Yes, it is really a weekend where they are trying to get you more involved, spend more time, and spend more money, but you also get to talk to the people in charge to air complaints or talk about any changes you can expect in the upcoming year.
This isn’t to say it’s all costly and that it isn’t a lot of fun. You will get a lot of discounts both in the resort and from local businesses that depend on the resorts for revenue and a lot of these discounts and activities are put on for this week only – at least, at the prices offered at that time. Ryan and I got to do a mixology class for free – including drinks! – karaoke, there was a club, a fancy dinner, breakfasts, and different boat ride offerings.
The odd thing for us was the age difference. No one will be surprised when I say that (especially in this odd owner weekend situation) that the people who own timeshares tend to be in the latter part of their lives.
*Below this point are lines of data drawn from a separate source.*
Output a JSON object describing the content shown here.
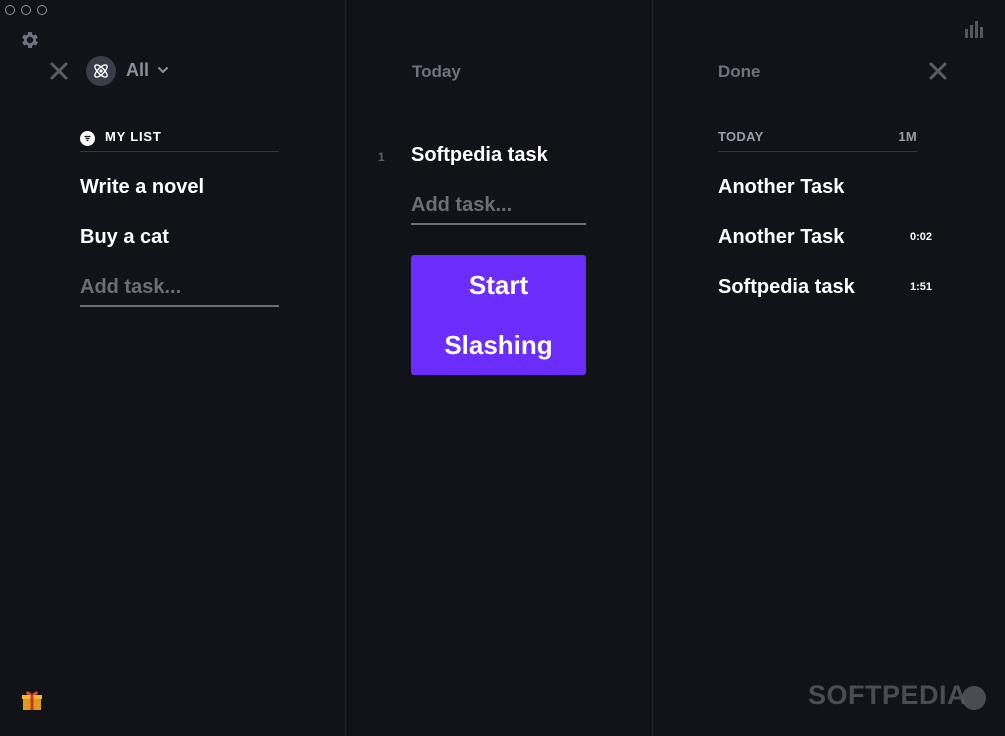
{
  "window": {
    "controls": [
      "close",
      "minimize",
      "maximize"
    ]
  },
  "icons": {
    "settings": "gear-icon",
    "stats": "bar-chart-icon",
    "close": "close-icon",
    "filter_avatar": "atom-icon",
    "filter_chevron": "chevron-down-icon",
    "gift": "gift-icon"
  },
  "colors": {
    "background": "#121318",
    "accent": "#6b2dfc",
    "muted_text": "#6f727d",
    "divider": "#25262d"
  },
  "left": {
    "filter_label": "All",
    "list": {
      "title": "MY LIST",
      "tasks": [
        {
          "label": "Write a novel"
        },
        {
          "label": "Buy a cat"
        }
      ],
      "add_placeholder": "Add task..."
    }
  },
  "today": {
    "title": "Today",
    "tasks": [
      {
        "index": "1",
        "label": "Softpedia task"
      }
    ],
    "add_placeholder": "Add task...",
    "start_button": {
      "line1": "Start",
      "line2": "Slashing"
    }
  },
  "done": {
    "title": "Done",
    "section_label": "TODAY",
    "section_total": "1M",
    "tasks": [
      {
        "label": "Another Task",
        "duration": ""
      },
      {
        "label": "Another Task",
        "duration": "0:02"
      },
      {
        "label": "Softpedia task",
        "duration": "1:51"
      }
    ]
  },
  "watermark": "SOFTPEDIA"
}
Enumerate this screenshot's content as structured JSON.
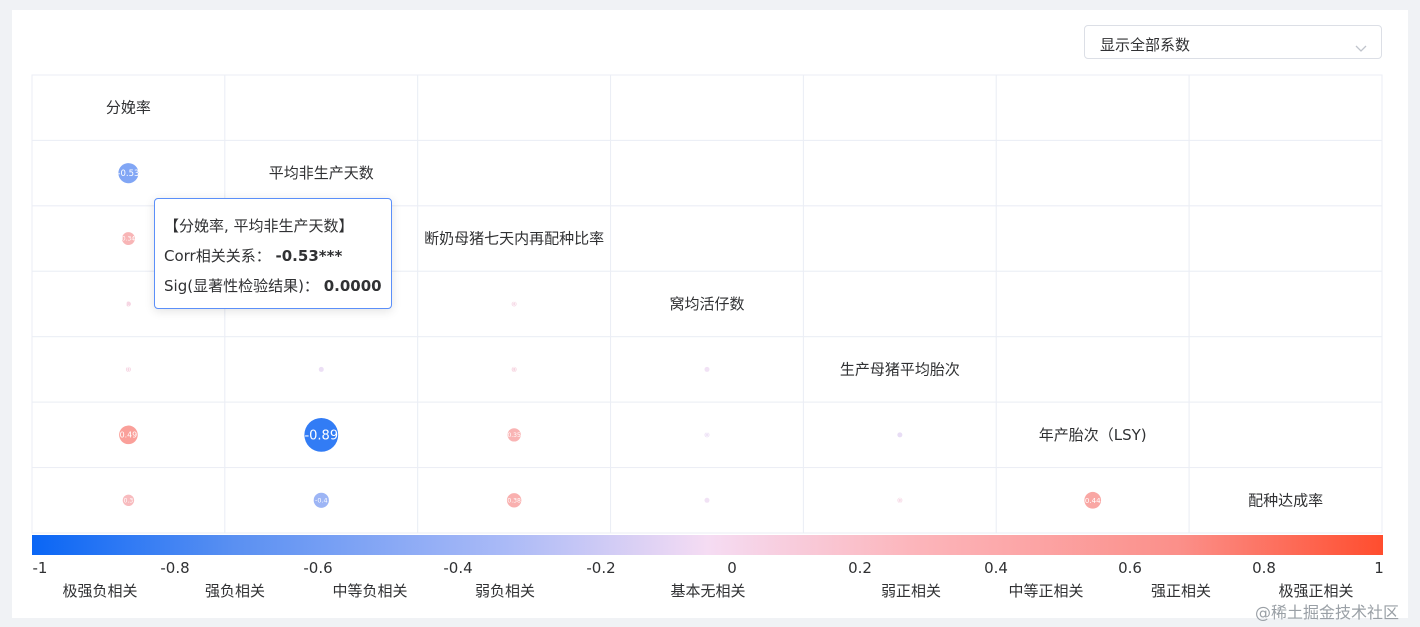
{
  "select": {
    "value": "显示全部系数"
  },
  "chart_data": {
    "type": "heatmap",
    "variables": [
      "分娩率",
      "平均非生产天数",
      "断奶母猪七天内再配种比率",
      "窝均活仔数",
      "生产母猪平均胎次",
      "年产胎次（LSY)",
      "配种达成率"
    ],
    "cells": [
      {
        "row": 1,
        "col": 0,
        "value": -0.53,
        "label": "-0.53"
      },
      {
        "row": 2,
        "col": 0,
        "value": 0.34,
        "label": "0.34"
      },
      {
        "row": 2,
        "col": 1,
        "value": -0.25,
        "label": ""
      },
      {
        "row": 3,
        "col": 0,
        "value": 0.1,
        "label": "0.1"
      },
      {
        "row": 3,
        "col": 1,
        "value": -0.05,
        "label": ""
      },
      {
        "row": 3,
        "col": 2,
        "value": 0.08,
        "label": "0"
      },
      {
        "row": 4,
        "col": 0,
        "value": 0.1,
        "label": "0"
      },
      {
        "row": 4,
        "col": 1,
        "value": -0.04,
        "label": ""
      },
      {
        "row": 4,
        "col": 2,
        "value": 0.12,
        "label": "0"
      },
      {
        "row": 4,
        "col": 3,
        "value": -0.02,
        "label": ""
      },
      {
        "row": 5,
        "col": 0,
        "value": 0.49,
        "label": "0.49"
      },
      {
        "row": 5,
        "col": 1,
        "value": -0.89,
        "label": "-0.89"
      },
      {
        "row": 5,
        "col": 2,
        "value": 0.35,
        "label": "0.35"
      },
      {
        "row": 5,
        "col": 3,
        "value": -0.04,
        "label": "0"
      },
      {
        "row": 5,
        "col": 4,
        "value": -0.06,
        "label": ""
      },
      {
        "row": 6,
        "col": 0,
        "value": 0.3,
        "label": "0.3"
      },
      {
        "row": 6,
        "col": 1,
        "value": -0.4,
        "label": "-0.4"
      },
      {
        "row": 6,
        "col": 2,
        "value": 0.38,
        "label": "0.38"
      },
      {
        "row": 6,
        "col": 3,
        "value": -0.02,
        "label": ""
      },
      {
        "row": 6,
        "col": 4,
        "value": 0.08,
        "label": "0"
      },
      {
        "row": 6,
        "col": 5,
        "value": 0.44,
        "label": "0.44"
      }
    ],
    "scale": {
      "min": -1,
      "max": 1,
      "ticks": [
        "-1",
        "-0.8",
        "-0.6",
        "-0.4",
        "-0.2",
        "0",
        "0.2",
        "0.4",
        "0.6",
        "0.8",
        "1"
      ],
      "categories": [
        "极强负相关",
        "强负相关",
        "中等负相关",
        "弱负相关",
        "基本无相关",
        "弱正相关",
        "中等正相关",
        "强正相关",
        "极强正相关"
      ],
      "colors": {
        "negative": "#1a6ff5",
        "neutral": "#f5e4f5",
        "positive": "#ff5a3c"
      }
    }
  },
  "tooltip": {
    "title": "【分娩率, 平均非生产天数】",
    "corr_label": "Corr相关关系：",
    "corr_value": "-0.53***",
    "sig_label": "Sig(显著性检验结果)：",
    "sig_value": "0.0000"
  },
  "watermark": "@稀土掘金技术社区"
}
At 26, Ry and I were 17 to 20 years younger than the couple closest to us in age and there was probably an equal age group between there group (minimum) and the main subset of owners. The world geriatric association was thrown around a lot. Still, with Ryan at my side, we jumped right in and had a lot of fun – and a lot of people who had many opinions on our life going forward which was another interesting experience.
So while experiencing this kind of weekend was interesting, just because you decide to buy-in to a timeshare, doesn’t mean you need to use it like this. As long as you book far enough in advance, you can use your time whenever you want during the year, so it is a lot like pre-buying a vacation. The biggest factor is figuring out what you are going to do with it, how functional it is, and demographics.
Ryan’s parents have two or three of these and they use them for really specific reasons. London Bridge tends to be for the parents – besides pools, there isn’t much in the way for kids. There are other lodges (I think he mentioned on in San Diego) that have full water parks and kid centers which are built more for young couples and young families – these also tend to be the more transferable locations in higher traffic areas.
The other cool thing is that these are inheritable – one of the timeshares that Ry’s parents have were his mom’s parents’ first. This means you can take over the existing contract and keep paying on it with your name on the lease without having to start from scratch.
I still feel like for most of my travel, I am more of a free-bird – I want to be able to pick where and when I go somewhere and spend my time and money rather than feel like I have to go to a specific place (or a shorter list) because I’ve already lost the money otherwise. I do really see how this investment can make you actually use your well earned vacation time – something not many people take advantage of and has been proven to improve your life and health!
Next week, I’ll talk more about the resort and give you a better picture of what was so fun about this crazy long weekend in Arizona, but for now…
This is Leave on the Wind, helping you soar.